I am incredibly lucky to work within a fantastic faculty, surrounded by incredible teachers. Just over a year ago I became acutely aware that there was very little opportunity for the 15 teachers within our faculty to learn from each other. We have tried to set time aside in faculty meetings to share ideas, produced a newsletter each week, but one of the systems we are trying to develop that I am most passionate about is our ‘Green-Slip Peer Observations’.
The idea is incredibly simple. As an individual teacher, if I have a lesson and leave my classroom door open, that is a signal for anyone else in the faculty to come in and observe. The observing teacher can stay for as little or as long as they want. The pay-back to the teacher being observed is that they are left with a green slip with three positive comments about what has been seen and one ‘something to think about’.
The aims of the open-door policy are to:
- Have the opportunity to learn from each other.
- Give a colleague some positive feedback.
- Break down the fear of being observed.
- Spread best practice across the faculty.
One of the biggest issues with the system during the time it has been running so far is the uneven distribution of people who have been observed and those who have been doing the observing. All subject HoDs and 2ics within the faculty have observed a number of people and have expressed how much they have learned and how fantastic it has been to see so much good teaching and learning taking place. Those staff however who do not have responsibilities but do have heavy teaching-loads have been observed numerous times but have not completed many, if any, observations themselves.
I am not entirely sure how to solve this issue currently. When discussing the reasons with teachers in the faculty the most common reason has been a lack of time. One possible solution I am going to try is to offer to cover one lesson for any colleague a half-term to enable them to have that opportunity to complete some observations.
In the long-term, I have discussed with other Heads of Faculty across the school the possibility of completing these types of observations across subjects.

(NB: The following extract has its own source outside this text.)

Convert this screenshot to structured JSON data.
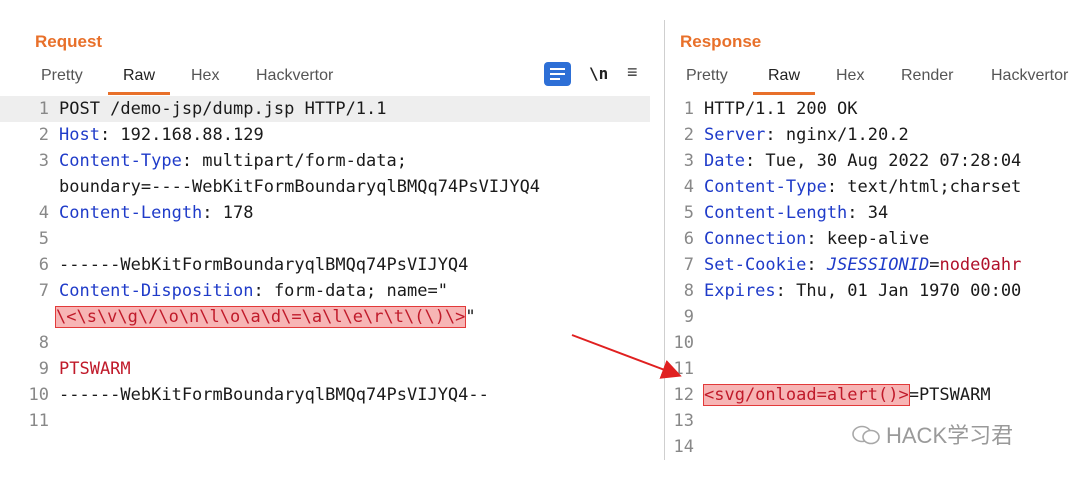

We will take stock around Easter, assess the impact within the faculty and then plan future developments.